"We should all be in this together," [one landowner] said. "I've spoken to some very reasonable people who feel the government is taking away their property rights. Nothing could be further from the truth. It's just an easement to put more sand there."
Well, we'll have to see the terms of the proposed easement, but those recalcitrant neighbors are generally correct--when you give someone an easement, you have certainly given away some of your property rights. And many first-year property students can tell you that in New Jersey, the public has a right of access over the "dry sand" though application of the public trust doctrine (remember Matthews v. Bay Head Improvement Ass'n?). The question is whether you need to do that not just for the collective good but to save your house from falling into the sea. Of course there is one other solution not yet on the table:

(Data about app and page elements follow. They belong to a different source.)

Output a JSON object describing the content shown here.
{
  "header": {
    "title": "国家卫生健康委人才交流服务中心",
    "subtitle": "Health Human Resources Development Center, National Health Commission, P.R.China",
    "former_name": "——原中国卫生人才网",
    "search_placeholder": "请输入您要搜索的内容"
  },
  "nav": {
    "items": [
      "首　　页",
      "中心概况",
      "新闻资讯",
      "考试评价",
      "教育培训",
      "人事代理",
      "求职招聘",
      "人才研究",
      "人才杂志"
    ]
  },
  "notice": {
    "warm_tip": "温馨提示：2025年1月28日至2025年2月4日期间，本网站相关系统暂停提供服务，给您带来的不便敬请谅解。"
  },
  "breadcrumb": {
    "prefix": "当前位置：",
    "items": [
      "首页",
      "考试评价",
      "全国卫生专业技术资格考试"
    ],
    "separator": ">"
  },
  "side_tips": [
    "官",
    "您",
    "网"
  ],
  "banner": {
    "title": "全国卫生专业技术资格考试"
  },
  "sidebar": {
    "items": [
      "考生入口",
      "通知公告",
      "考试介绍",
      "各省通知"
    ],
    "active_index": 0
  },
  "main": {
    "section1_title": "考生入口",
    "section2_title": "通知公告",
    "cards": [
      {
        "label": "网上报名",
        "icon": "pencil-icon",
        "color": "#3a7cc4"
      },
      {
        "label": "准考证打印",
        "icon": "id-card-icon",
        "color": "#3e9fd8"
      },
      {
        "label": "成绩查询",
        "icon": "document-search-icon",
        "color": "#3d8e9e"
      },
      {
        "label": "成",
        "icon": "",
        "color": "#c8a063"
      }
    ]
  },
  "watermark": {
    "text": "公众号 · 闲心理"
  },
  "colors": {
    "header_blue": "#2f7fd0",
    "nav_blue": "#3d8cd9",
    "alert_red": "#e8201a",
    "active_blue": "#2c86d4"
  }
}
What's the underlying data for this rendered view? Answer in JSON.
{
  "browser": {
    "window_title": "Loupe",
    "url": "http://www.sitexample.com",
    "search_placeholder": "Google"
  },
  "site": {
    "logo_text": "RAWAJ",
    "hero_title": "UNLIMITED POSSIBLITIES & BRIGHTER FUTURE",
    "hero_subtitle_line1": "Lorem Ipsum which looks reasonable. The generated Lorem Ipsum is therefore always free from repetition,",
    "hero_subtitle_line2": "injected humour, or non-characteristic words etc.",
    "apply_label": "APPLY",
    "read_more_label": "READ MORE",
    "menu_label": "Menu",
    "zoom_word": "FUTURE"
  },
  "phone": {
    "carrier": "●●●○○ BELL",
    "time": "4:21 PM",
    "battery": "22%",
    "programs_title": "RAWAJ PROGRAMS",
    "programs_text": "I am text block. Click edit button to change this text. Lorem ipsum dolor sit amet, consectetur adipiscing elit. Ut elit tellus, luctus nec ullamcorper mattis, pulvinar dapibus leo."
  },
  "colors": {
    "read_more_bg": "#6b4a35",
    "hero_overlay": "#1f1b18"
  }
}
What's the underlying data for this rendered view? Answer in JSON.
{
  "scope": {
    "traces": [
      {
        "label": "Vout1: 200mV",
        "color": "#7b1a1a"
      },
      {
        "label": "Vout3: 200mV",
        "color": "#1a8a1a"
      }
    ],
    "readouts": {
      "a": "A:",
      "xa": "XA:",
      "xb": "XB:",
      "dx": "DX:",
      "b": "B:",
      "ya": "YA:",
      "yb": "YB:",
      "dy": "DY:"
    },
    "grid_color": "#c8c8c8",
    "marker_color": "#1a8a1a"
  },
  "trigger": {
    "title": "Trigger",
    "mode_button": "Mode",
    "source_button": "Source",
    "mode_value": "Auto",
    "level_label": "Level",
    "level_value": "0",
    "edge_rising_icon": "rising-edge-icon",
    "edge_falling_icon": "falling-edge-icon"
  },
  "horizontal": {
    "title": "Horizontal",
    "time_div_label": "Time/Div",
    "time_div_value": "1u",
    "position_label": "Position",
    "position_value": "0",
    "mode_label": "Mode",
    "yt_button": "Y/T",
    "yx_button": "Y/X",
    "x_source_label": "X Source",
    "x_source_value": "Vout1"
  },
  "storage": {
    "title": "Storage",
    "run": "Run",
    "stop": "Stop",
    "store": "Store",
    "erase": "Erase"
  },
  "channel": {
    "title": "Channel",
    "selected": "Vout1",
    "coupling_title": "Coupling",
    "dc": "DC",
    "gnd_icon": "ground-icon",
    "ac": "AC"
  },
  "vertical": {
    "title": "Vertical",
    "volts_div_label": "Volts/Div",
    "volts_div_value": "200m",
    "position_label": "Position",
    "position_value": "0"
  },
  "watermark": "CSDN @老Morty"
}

Long Beach Township officials say eminent domain and its potential costs are a last resort.
Suffice it to say that beachfront property within 100 miles of both NYC and Philadelphia isn't cheap, even if you do have to share the Parkway with Snookie and the gang. So condemning an easement through eminent domain might prove well beyond the township's resources. The holdouts may well be either unreasonable or even acting against their own self-interest. But I do think that the officials should proceed with caution on the campaign to encourage people to call, picket, and otherwise shame their holdout neighbors. We all know how personal and emotional property can be, and how land use controversies can do lasting damage to the social fabric of a community. Intentionally pitting neighbor against neighbor over land can have significant long-term secondary effects.
Friday, April 9, 2010
Matt Festa alerted me to this piece; apparently he loved his time visiting at UGA so much that he still reads the local paper. One of the editors of the Athens Banner-Herald recently visited Seaside and decided maybe New Urbanism isn't so bad after all. The examples we've had of mixed-use development here in Athens have not been very successful - the usual opposition to density and trouble getting appropriate commercial have been bugaboos here. If Athens were ever to get a development that had the quality of Seaside (although how could you ever replicate the sea views?) folks here might better be able to get behind the concept.
Jamie Baker Roskie